To be clear, I think that sometimes the problem is at least partly terminological. The evidentialist can and does often say that we can have what used to be called "moral certainty"--that is, that my belief that Jesus rose from the dead can be overwhelmingly strongly justified. After all, I don't have absolute, Cartesian certainty that I had a cup of coffee for breakfast this morning or that the sun will rise tomorrow. That doesn't make these things uncertain in some invidious sense--that is, it does not make them shaky. But such assurances are usually not enough for the advocates of "absolute certainty," who think that we are somehow short-changing ourselves as Christians by not declaring ourselves to have absolute certainty.

In a related vein, I was asked recently about the alleged problem that, on an evidential view, some Christians are not in fact well-justified in their Christian faith. I find the objection puzzling. Can I simply make it the case that all Christians are well-justified in their Christian belief by declaring it to be so? That is a kind of epistemic magical thinking. You don't make people well-justified by adopting a gerrymandered theory that says that they are all well-justified! Again, just as Christian Science doesn't make evil an illusion by declaring it to be an illusion, one cannot make people's lack of good justification for the Christianity they hold disappear by declaring that deficiency to be an illusion. I cannot make fideism into rational belief by waving a magic wand over it and declaring it to be a Good Thing.

To a large extent, Christians' lack of good reasons for Christianity is a result of contingency. (So is non-Christians' lack of good reasons, for that matter.) They haven't happened to come across the people or the books or the websites that tell them about the good evidence for Christianity. Sometimes they've been taught wrong, taught to base their belief on private experience or blind faith. To use somewhat more Catholic terminology, their "formation" has been defective. That isn't their fault, but it is a tragedy, and declaring it to be no problem doesn't make it no problem. It's entirely possible to have a shaky basis for your Christian faith, not because the evidence available is shaky (see previous paragraph), but because you haven't happened to be told the evidence.

One final note. We must not confuse epistemic justification with theological justification. The evidentialist who deplores the widespread fideism and lack of information in the church today is not saying that all these people are going to hell even though they think they are going to heaven. God doesn't say, "You can't be saved if you don't have a good argument for believing in me." God, in His infinite humility, accepts the saving faith of people who, through bad teaching, think that He has given them far less evidence than He has really given.

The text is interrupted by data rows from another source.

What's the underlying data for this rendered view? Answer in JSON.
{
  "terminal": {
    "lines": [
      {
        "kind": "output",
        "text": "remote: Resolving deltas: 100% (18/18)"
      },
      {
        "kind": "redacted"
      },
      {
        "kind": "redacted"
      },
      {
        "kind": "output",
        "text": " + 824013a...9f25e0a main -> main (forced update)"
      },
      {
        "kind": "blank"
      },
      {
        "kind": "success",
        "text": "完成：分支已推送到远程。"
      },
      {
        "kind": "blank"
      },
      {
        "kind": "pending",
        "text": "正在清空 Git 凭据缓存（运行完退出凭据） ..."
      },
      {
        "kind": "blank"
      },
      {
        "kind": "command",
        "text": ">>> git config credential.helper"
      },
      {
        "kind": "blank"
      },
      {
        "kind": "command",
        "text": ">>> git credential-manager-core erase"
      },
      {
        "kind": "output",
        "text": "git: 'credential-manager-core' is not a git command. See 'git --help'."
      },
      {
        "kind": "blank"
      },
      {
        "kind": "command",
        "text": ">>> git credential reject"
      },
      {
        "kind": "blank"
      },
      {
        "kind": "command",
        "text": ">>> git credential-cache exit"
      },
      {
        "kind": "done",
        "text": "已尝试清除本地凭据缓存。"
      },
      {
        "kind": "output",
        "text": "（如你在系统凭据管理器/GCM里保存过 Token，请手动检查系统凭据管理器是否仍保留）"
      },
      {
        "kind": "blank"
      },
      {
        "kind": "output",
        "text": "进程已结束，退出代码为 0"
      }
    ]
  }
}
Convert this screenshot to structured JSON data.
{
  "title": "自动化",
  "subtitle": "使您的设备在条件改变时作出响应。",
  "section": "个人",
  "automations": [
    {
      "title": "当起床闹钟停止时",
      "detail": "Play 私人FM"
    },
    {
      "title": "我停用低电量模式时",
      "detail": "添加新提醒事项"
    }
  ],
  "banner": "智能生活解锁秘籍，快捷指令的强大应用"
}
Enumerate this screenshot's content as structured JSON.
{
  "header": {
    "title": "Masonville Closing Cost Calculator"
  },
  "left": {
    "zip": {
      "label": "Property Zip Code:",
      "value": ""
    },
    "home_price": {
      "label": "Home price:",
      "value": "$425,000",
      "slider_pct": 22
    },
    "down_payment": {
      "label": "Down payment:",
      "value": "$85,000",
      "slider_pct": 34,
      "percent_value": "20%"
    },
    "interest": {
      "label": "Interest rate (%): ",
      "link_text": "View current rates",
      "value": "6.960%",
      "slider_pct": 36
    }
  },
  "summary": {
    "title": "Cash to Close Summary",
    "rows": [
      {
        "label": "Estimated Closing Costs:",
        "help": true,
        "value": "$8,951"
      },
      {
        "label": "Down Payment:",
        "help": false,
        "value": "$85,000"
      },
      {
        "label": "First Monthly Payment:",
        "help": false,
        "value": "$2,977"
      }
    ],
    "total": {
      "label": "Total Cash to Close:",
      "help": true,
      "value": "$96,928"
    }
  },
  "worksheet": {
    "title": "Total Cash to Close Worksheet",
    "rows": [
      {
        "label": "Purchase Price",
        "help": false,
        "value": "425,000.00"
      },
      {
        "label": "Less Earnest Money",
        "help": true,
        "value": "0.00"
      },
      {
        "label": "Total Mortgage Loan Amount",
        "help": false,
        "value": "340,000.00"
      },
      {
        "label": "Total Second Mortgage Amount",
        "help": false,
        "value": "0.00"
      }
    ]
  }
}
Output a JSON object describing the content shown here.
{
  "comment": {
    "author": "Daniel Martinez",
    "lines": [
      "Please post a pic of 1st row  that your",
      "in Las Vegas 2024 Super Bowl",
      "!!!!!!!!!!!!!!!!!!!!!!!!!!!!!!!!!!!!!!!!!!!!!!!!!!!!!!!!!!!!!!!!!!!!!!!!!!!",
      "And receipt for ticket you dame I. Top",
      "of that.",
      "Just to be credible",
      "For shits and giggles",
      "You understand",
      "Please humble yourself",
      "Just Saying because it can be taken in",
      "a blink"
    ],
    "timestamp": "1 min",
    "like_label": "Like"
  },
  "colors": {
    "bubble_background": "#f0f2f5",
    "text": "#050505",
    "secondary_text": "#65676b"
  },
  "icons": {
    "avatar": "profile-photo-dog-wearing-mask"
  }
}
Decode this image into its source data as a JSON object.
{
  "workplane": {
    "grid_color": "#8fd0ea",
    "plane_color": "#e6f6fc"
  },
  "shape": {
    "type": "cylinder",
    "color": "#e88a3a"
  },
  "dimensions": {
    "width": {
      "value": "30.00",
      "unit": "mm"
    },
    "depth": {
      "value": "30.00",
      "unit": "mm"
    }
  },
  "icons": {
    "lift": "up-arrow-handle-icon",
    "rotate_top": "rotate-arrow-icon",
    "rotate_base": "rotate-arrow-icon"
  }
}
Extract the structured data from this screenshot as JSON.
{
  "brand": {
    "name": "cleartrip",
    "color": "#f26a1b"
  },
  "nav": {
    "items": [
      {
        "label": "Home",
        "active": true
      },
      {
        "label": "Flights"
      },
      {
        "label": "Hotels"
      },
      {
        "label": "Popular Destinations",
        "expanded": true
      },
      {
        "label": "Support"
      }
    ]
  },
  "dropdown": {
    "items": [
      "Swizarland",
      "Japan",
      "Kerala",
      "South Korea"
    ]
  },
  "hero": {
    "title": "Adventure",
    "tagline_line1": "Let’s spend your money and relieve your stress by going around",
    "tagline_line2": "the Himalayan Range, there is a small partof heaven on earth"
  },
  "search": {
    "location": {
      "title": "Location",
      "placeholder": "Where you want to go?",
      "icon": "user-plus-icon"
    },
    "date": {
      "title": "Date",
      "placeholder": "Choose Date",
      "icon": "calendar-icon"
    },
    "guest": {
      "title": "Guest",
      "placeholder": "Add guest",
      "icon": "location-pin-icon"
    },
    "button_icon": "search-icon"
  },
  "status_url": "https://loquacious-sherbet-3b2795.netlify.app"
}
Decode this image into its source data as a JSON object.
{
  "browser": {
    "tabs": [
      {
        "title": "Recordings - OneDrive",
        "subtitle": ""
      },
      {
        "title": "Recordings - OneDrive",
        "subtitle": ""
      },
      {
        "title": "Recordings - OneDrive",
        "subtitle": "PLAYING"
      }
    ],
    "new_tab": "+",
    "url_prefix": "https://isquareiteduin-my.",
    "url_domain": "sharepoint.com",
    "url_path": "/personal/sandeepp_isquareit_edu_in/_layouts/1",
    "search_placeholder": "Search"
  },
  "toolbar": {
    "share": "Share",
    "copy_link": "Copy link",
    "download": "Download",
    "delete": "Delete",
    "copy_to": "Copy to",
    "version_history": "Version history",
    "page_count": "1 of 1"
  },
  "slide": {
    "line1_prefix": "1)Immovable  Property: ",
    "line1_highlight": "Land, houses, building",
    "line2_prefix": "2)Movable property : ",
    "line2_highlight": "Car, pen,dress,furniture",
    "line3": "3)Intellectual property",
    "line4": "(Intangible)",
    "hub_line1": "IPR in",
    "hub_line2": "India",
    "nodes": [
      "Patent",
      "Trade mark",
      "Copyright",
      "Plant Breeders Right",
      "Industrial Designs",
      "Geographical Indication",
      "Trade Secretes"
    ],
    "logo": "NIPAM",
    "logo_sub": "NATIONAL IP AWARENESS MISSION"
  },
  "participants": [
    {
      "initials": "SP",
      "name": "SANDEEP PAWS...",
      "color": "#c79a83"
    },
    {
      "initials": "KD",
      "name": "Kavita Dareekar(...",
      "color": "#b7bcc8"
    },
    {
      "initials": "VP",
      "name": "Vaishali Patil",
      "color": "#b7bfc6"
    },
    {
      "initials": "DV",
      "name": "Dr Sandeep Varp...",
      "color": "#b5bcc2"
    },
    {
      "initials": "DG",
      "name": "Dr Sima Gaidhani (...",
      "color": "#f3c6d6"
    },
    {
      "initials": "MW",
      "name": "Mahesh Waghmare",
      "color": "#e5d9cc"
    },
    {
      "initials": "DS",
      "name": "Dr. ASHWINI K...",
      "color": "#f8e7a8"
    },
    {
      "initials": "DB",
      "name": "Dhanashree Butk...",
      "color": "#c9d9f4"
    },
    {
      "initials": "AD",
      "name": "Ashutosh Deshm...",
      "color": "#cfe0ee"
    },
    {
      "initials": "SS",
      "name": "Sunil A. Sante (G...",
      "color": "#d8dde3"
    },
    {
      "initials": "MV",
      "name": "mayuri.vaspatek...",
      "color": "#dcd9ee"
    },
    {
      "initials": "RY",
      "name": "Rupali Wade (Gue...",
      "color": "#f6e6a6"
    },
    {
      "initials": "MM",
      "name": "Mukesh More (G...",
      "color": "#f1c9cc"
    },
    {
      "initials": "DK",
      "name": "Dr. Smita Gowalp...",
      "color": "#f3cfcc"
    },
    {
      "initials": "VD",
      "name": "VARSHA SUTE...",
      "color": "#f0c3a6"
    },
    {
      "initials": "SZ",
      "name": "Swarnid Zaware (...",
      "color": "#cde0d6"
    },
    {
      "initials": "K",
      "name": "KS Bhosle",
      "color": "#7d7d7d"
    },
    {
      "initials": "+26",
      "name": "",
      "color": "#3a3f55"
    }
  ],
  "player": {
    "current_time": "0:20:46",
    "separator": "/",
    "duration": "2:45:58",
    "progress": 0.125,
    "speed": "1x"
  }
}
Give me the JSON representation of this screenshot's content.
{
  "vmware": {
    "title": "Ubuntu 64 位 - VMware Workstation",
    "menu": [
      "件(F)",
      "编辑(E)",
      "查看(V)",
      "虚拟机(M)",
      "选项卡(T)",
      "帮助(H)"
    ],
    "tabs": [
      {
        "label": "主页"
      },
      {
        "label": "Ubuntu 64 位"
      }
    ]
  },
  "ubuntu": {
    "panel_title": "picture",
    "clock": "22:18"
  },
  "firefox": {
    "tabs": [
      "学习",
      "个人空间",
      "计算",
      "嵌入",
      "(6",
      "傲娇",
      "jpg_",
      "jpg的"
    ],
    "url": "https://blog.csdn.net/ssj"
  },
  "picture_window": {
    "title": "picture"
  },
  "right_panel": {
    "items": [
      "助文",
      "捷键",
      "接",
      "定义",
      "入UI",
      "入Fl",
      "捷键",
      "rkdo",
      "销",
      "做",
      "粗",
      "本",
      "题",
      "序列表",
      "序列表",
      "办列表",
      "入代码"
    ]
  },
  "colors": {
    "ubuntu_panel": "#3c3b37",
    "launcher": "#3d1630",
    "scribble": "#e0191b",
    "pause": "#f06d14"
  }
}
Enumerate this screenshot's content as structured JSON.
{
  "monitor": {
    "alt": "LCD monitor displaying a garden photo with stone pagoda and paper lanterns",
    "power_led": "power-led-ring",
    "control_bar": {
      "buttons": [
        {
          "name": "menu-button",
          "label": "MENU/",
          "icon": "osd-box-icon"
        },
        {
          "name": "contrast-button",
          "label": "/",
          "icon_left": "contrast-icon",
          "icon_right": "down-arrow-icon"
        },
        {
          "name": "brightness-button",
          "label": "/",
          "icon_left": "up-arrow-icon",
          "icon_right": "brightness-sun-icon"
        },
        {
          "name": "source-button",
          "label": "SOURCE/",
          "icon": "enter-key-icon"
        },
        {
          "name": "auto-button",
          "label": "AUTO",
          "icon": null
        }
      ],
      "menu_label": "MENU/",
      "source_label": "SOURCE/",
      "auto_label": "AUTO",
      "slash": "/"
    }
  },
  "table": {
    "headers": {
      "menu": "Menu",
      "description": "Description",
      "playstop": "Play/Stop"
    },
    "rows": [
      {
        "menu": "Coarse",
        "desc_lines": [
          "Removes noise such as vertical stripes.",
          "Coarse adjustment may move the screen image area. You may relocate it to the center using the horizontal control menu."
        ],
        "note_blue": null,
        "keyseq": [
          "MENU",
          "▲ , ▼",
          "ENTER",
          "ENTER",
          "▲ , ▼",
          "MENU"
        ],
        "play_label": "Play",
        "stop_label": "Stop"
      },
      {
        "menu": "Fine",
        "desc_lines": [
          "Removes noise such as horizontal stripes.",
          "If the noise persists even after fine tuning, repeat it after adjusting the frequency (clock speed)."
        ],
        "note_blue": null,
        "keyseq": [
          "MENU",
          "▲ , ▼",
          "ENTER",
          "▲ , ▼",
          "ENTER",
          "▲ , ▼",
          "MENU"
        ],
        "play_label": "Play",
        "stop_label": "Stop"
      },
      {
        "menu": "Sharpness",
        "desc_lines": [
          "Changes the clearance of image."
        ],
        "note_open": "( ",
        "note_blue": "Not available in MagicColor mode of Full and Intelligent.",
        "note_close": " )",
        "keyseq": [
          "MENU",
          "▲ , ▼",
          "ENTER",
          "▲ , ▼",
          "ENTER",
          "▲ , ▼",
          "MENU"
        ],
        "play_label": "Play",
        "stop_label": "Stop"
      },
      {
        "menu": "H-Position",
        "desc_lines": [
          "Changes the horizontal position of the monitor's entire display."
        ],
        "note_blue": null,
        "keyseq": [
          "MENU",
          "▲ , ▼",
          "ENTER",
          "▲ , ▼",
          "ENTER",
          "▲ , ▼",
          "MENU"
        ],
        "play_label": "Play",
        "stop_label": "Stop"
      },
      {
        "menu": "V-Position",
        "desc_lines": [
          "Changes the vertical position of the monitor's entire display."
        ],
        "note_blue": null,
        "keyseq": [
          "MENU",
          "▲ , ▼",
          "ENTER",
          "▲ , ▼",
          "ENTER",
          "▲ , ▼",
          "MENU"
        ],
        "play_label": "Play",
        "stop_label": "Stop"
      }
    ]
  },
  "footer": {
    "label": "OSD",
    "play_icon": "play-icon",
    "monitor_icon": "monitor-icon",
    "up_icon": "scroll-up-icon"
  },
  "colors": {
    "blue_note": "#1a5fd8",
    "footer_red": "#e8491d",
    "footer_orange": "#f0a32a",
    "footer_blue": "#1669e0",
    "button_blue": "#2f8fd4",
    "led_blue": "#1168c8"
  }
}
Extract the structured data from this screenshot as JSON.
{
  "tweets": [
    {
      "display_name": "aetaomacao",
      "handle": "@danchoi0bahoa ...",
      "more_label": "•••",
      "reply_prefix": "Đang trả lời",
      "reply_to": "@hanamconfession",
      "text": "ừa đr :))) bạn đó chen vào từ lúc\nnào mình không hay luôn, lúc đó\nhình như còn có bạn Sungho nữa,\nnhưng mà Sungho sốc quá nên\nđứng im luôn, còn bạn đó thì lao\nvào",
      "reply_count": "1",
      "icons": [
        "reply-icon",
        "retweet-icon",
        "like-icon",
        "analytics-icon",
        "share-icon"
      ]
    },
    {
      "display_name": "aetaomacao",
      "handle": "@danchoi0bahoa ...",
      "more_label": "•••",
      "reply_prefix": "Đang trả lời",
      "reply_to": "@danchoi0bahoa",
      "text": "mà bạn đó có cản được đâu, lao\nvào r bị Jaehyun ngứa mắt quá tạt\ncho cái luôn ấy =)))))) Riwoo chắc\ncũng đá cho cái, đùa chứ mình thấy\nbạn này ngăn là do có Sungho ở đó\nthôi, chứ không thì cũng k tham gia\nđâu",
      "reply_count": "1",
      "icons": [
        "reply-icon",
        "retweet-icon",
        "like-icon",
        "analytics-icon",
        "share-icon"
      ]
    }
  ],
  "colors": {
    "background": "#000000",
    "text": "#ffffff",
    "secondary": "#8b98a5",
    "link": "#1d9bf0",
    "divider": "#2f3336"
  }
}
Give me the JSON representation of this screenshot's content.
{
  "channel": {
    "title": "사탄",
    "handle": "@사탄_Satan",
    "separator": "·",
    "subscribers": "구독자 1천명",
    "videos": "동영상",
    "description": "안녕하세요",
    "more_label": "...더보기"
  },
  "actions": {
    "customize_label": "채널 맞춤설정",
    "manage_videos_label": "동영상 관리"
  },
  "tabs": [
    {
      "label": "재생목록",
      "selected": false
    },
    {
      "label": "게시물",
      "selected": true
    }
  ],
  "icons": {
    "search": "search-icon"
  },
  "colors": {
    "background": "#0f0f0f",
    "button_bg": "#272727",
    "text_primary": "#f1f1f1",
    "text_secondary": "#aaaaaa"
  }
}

Unfortunately, people do far too often deconvert from Christianity when their faith is not well-grounded in fact. This is even more likely now in the age of the Internet, nor are the young the only ones who are vulnerable. So if you have any worries or doubts about the ultimate salvation of the man who changes from being a self-styled Bible-believing Christian to being an outspoken atheist, you should be concerned about evidences. This, however, is not because God doesn't allow people to go to heaven if they believe in Him on the basis of insufficient evidence.